Sound asleep

One reason camping is tough on sleep is that children rely so heavily on environmental cues (like light and temperature) to bring on relaxation and sleep, and inside a tent, the environment is tough to control. But sound is one environmental cue you can employ while camping. If you use a white noise machine or music player during your child’s bedtime routine, get some batteries and bring it along. White noise is like an invisible teddy bear for your child—it can comfort her and create a sense of familiarity when she’s sleeping in an unfamiliar spot, and help drown out the loud late-night gabfest taking place two campsites over. If possible, try to choose a campsite away from main roads, bathrooms, campsite entrances, and other potentially-loud gathering spots.

Put in for a transfer

After an action-packed outdoor day, your little one might conk out in the car, stroller, or carrier. Or you might purposely walk or drive a fidgety child to sleep. This could make for an ultra-easy bedtime—if you transfer him to bed without waking him, that is.

Timing matters: the best time to move him to his bed is 20-30 minutes after he begins snoozing. Too soon, and he may still be in a light sleep and prone to wake when moved. Too late, and he may be preparing to start a new sleep cycle, which also makes him more prone to wake (kids are notorious for waking at the 45-minute mark). You’re aiming for complete immobility and deep, even breathing—think rag-doll floppy sleep. Now, ease that slumbering kiddo into his sleeping bag. Slooooowly coax the tent zipper shut. Then prop your feet up for a well-earned moment of R&R, and a s’mores or three. You earned it.   

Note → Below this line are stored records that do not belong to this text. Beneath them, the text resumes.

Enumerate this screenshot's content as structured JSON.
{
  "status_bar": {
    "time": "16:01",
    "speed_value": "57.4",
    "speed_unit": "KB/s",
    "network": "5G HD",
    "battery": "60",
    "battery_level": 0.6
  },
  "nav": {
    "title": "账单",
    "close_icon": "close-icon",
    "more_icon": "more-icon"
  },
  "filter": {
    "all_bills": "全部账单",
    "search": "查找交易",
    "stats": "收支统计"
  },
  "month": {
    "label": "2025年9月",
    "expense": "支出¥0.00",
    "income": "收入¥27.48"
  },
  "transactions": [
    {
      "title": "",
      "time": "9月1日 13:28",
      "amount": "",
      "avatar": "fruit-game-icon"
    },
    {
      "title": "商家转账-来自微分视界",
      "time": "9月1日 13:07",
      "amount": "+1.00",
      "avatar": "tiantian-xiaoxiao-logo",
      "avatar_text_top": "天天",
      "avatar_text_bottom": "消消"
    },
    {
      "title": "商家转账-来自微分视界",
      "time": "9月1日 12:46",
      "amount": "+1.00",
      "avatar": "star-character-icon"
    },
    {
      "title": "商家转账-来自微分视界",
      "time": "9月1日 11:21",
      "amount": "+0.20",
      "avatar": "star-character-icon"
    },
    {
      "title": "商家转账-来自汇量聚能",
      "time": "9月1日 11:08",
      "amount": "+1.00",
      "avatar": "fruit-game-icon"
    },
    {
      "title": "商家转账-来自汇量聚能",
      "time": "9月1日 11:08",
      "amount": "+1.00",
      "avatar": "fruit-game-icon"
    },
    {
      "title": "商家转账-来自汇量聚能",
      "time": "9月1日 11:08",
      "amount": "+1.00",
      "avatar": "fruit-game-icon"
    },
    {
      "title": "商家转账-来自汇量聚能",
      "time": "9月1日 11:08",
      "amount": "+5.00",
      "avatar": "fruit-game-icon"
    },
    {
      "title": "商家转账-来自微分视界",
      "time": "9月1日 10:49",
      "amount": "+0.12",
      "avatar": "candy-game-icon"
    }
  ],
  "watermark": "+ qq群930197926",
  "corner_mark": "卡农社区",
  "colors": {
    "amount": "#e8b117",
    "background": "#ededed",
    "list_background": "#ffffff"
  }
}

Happy trails, campers! Do your kids sleep better or worse when camping? If you have tips for helping kids sleep well in the great outdoors, I’d love to hear them!

If all else fails, walk 'em till they drop! On our trip, miles of trails made for better bedtimes (and helped burn off all those toasted marshmallows).

References (1)

References allow you to track sources for this article, as well as articles that were written in response to this article.

Reader Comments (1)

Great ideas! My husband and I love camping and tried it once with our daughter when she was 3-months-old in a pop-up. It was a rental and the insulation was not reliable, i.e. one side was 40 degrees and the other was 90 degrees! Since then we've been really nervous to try again, especially in a tent. Our biggest concern is napping. With the sun beating down in the middle of the day - how do you manage? Especially doing it twice?

September 20, 2013 | Unregistered CommenterMary

PostPost a New Comment

Enter your information below to add a new comment.

My response is on my own website »
Author Email (optional):
Author URL (optional):
Some HTML allowed: <a href="" title=""> <abbr title=""> <acronym title=""> <b> <blockquote cite=""> <code> <em> <i> <strike> <strong>